International pressure on Moammar Gadhafi to end his crackdown on opponents escalated Monday as his loyalists fought rebels holding a city near the capital and his warplanes bombed an ammunition depot in the east.
The U.S. moved naval and air forces closer to Libya and said all options were open, including the use of warplanes to patrol the North African nation’s skies.
France said it would fly aid to the opposition-controlled eastern half of the country. The European Union imposed an arms embargo and other sanctions, following the lead of the U.S. and the U.N. The EU was also considering the creation of a no-fly zone over Libya. And the U.S. and Europe were freezing billions in Libya’s foreign assets.
“Gadhafi has lost the legitimacy to govern, and it is time for him to go without further violence or delay,” U.S. Secretary of State Hillary Rodham Clinton said. “No option is off the table. That of course includes a no-fly zone.”

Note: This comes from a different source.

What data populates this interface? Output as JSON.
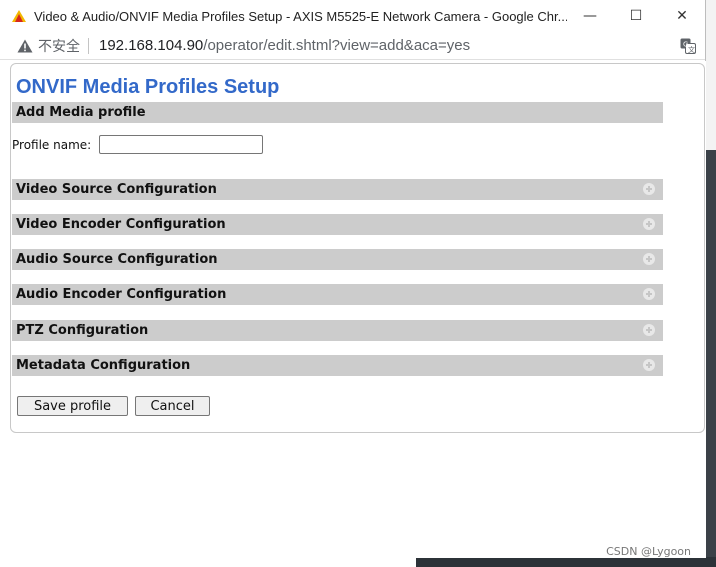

Gadhafi, who in the past two weeks has launched the most brutal crackdown of any Arab regime facing a wave of popular uprisings, laughed off a question from ABC News about whether he would step down as the Obama administration demands.